President Museveni this week issued a statement on “Election Rigging in Uganda, 1961-2014”.
He recounted, in detail, rigging in the 1961 and 1962 elections, outlined improvements since, and then, clearly upset by the NRM’s loss in the Luweero Woman MP by-election and others before it, bemoaned what he claimed was rigging by the Opposition.
“We are back to 1961, 1962, 1980,” the President lamented, “…elements from the Opposition, totally lacking in ideology or mission other than thirst for power and money, engage in rigging where the NRM vigilance goes down.”
Mr Museveni’s statement is remarkable, not for the claims it makes, but for the author’s ability to recall electoral fraud from 50 years ago, when he was neither a voter nor a candidate, while ignoring or forgetting the rigging in the four elections since 1996 where he was a candidate and a beneficiary.
Without getting into any detail, a few examples:
Mr Museveni says the late Eriya Kategaya voted, not once, but eight times in the 1961/62 elections despite being under-age.
In 1996, school children in many parts of the country, but particularly in western Uganda, were bussed to polling stations, given as many ballot papers as they wanted, and asked to vote in favour of candidate Museveni.
In 2001, officers from Mr Museveni’s own Presidential Guard Brigade under the command of Captain Ndahura stormed Rukungiri and beat up, harassed, and fired upon supporters of his rival, Kizza Besigye.
Similarly, thugs attached to Major Kakooza Mutale’s Kalangala Action Plan traversed the country in their notorious Yellow Bus beating up and intimidating Opposition supporters. Judges who considered annulling the election received intimidating telephone calls from people who must be known to Mr Museveni.
This newspaper would later tell the story of one man, part of a larger group, who was put up in a safe house in Kampala and pre-ticked so many ballot papers in favour of the incumbent, that he developed tennis elbow. Needless to say, those ballots went into cementing the result of that election.
In 2006, Museveni’s main rival, Besigye, spent 50 days in jail while the incumbent campaigned, on trumped-up charges that, court later learnt, had been concocted in State House. Widespread intimidation continued across the country.
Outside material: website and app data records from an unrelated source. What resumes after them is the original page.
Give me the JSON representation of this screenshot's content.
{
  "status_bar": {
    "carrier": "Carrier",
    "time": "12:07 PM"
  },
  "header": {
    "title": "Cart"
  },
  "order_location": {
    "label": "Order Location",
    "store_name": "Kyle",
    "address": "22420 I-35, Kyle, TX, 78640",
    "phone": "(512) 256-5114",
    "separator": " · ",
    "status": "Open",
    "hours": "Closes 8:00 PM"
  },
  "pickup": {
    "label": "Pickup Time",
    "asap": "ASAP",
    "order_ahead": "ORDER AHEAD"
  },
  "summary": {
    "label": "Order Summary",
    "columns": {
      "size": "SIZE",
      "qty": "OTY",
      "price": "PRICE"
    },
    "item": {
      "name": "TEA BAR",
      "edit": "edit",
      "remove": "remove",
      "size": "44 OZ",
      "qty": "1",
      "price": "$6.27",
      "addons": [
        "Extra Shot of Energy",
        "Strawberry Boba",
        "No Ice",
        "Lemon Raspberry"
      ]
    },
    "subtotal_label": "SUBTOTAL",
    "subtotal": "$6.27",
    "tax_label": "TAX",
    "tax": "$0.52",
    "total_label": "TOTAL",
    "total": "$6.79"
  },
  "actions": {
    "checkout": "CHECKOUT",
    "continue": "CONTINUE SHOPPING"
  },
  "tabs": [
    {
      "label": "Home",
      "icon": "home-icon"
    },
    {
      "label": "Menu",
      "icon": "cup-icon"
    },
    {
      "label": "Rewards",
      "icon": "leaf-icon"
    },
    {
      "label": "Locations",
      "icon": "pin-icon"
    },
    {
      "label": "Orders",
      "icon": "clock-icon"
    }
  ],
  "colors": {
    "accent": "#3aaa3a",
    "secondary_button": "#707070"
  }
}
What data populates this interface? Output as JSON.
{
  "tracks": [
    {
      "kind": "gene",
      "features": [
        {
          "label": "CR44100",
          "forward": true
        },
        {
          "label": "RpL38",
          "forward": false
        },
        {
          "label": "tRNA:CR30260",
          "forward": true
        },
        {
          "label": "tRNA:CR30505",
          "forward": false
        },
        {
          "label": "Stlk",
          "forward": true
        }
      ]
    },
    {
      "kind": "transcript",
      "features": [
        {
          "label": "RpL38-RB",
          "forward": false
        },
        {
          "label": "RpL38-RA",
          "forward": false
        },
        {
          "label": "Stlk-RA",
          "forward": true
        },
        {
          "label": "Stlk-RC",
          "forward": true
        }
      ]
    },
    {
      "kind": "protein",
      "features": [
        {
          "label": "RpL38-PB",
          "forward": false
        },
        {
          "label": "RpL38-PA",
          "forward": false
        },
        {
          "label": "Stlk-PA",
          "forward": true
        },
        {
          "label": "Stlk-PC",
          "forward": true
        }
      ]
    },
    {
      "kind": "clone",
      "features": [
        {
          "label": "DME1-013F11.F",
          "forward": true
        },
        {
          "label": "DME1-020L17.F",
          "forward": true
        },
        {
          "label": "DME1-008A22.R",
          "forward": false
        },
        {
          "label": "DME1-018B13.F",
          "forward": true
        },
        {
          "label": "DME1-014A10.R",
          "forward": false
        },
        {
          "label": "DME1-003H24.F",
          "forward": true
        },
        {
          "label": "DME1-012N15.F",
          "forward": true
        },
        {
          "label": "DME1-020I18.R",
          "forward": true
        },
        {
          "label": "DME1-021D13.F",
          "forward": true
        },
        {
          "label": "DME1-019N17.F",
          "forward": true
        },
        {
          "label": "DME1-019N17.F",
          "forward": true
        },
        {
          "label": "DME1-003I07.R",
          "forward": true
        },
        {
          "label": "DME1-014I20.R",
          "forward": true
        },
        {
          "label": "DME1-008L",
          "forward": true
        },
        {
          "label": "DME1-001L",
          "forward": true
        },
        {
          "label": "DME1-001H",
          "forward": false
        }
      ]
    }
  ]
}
A security operative who shot and killed Opposition supporters in broad daylight remained free for three years until this newspaper led a campaign to bring him to justice.
When he finally had his day in court, he was represented – unsuccessfully thank heavens! – by one of the most expensive lawyers in town, suggesting his legal bills were being taken care of by friends in high places.
Of course Mr Museveni would not even have been on the ballot in 2006 if MPs had not been bribed with Shs5 million each to lift presidential term limits from the Constitution.
In 2011, bribes replaced bullets as sacks of money were given out to poor peasants to buy their votes and retain the incumbent. The resulting inflation was the worst in 20 years.
Against this backdrop, it is rather rich of Mr Museveni to preach to Ugandans about electoral fraud. The President says he has been “insisting on computerised voting for almost 20 years – especially the use of electronically read thumb-print”.
Perhaps he should share with Ugandans the whereabouts of the Shs250 billion contract he offered the German firm, Mülhbauer, at State House Entebbe in March 2010?